An IoT a day
For years, pharma companies have exulted on the profits made by their blockbuster drugs; however, little has been done to upgrade the ancient techniques to modernize their manufacturing processes.
Not Wanbury – because it is modernizing its business with IoT.
The Indian pharmaceutical company that was incorporated in 1988 as a Private Limited Company is the largest producer of Metformin, a drug used to improve blood sugar control in people with type II diabetes. It has over 13 APIs (active pharmaceutical ingredient) in its coterie of products.
In a report, titled ‘The Internet of Things — Connecting a Healthcare Ecosystem’, IDC noted that nearly 40% already have pilot projects or IoT work underway.
In the pharmaceutical industry, it is all about producing the golden batch,” says Mishra.
Pharma manufacture is largely a batch process that involves mixing of compounds in large containers, followed by long delays to measure the quality of each intermediate product. The information about conditions, status, and quality of each intermediate is gathered in a wide variety of separate systems. Some critical data is still gathered and stored in paper-based logs.
Wanbury is trying to change this.
“IoT has had a slow start in pharma but it has quickly picked up pace in the adoption of future technologies, such as Robotics for packaging and batch record capturing,” says Jitendra Mishra, VP – CIO, Wanbury.
In a manufacturing environment, a “golden batch” is used to describe the ideal batch of a drug. Getting a proper yield is very critical and IoT plays an important role in capturing the parameters of the ideal circumstances under which a golden batch is produced. These parameters include the temperature, air conditioning, overall steam, machine effectiveness, equipment life – critical factors need to produce repeat batches.
Wanbury has implemented a holistic IoT solution in three major functions: Batch manufacturing (production), sales and marketing, and logistics. It has integrated the solution with the analytics and sales platform.
“We are currently in the process of conducting a POC of the IoT solution in batch manufacturing and the production yield has improved substantially,” says Mishra.
The work efficiency of its 3500 medical representatives company has gone up 100%; so has the accuracy levels.
The company has given the IoT-enabled devices to its salesforce. Sales representatives enabled with iPads, can capture data throughout the day, thus enabling more accurate call reporting and improving overall efficiency. The information is fed to the servers almost immediately. It eliminates the odds for erroneous reporting that can come in the way of making critical business decisions.

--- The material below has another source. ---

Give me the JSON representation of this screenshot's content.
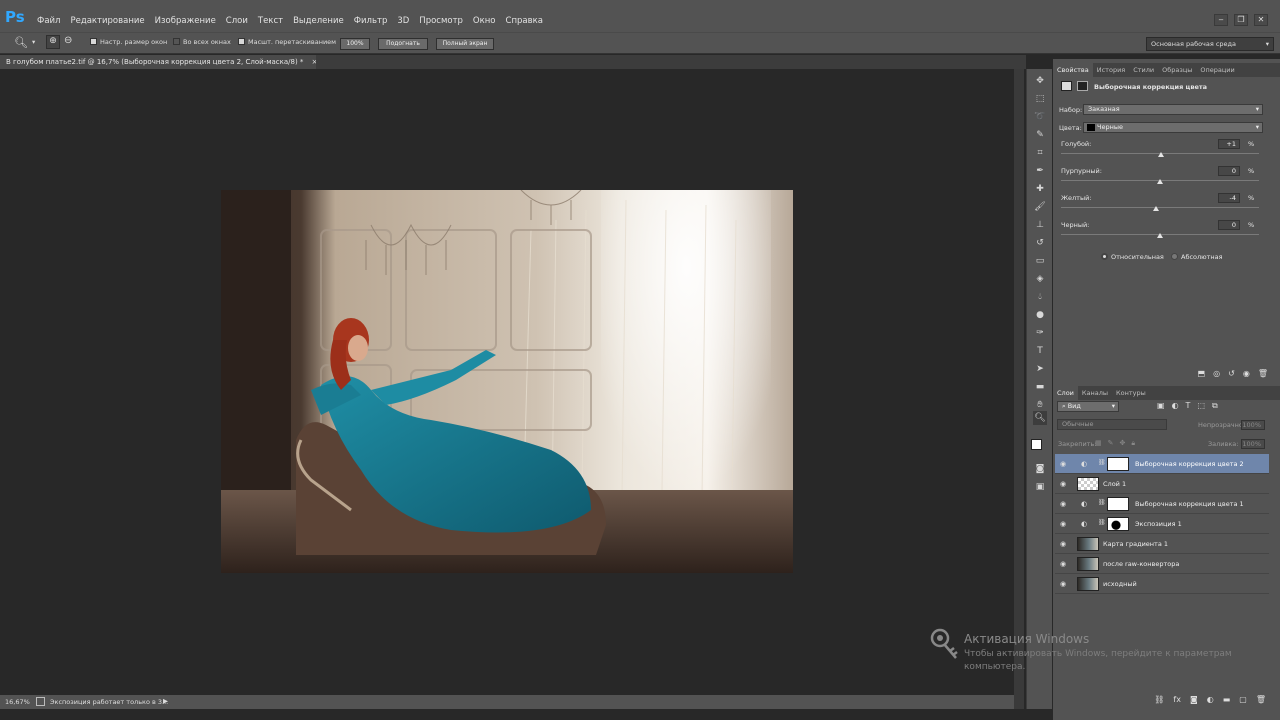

Additionally, it allows the central server to capture the number of medical representations in the field on a given day, their locations, and the doctors that they are going to meet. The solution also helps the sales representative to choose the best route to a doctor’s clinic. The company has already gone live with the new IoT solution for their sales.

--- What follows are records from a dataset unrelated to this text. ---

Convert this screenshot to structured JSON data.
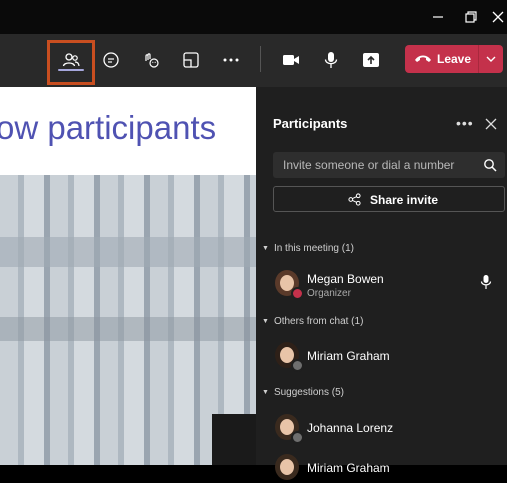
{
  "window": {
    "minimize_icon": "minimize-icon",
    "restore_icon": "restore-icon",
    "close_icon": "close-icon"
  },
  "toolbar": {
    "leave_label": "Leave",
    "leave_color": "#c4314b",
    "highlight_color": "#c84e20"
  },
  "slide": {
    "title_text": "ow participants"
  },
  "participants": {
    "title": "Participants",
    "search_placeholder": "Invite someone or dial a number",
    "share_label": "Share invite",
    "sections": {
      "in_meeting": "In this meeting (1)",
      "others_from_chat": "Others from chat (1)",
      "suggestions": "Suggestions (5)"
    },
    "people": {
      "megan": {
        "name": "Megan Bowen",
        "role": "Organizer"
      },
      "miriam": {
        "name": "Miriam Graham"
      },
      "johanna": {
        "name": "Johanna Lorenz"
      },
      "partial": {
        "name": "Miriam Graham"
      }
    }
  }
}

Mishra, however, says, “It is important to determine the real value of IoT before integrating it with business. This is not a project that IT can operate in a silo. It requires investment, time, and a strong team that can take this initiative forward.”
“Before embarking, an organization must know about its impact on the whole business model, revenue, and its long-term impact,” he says.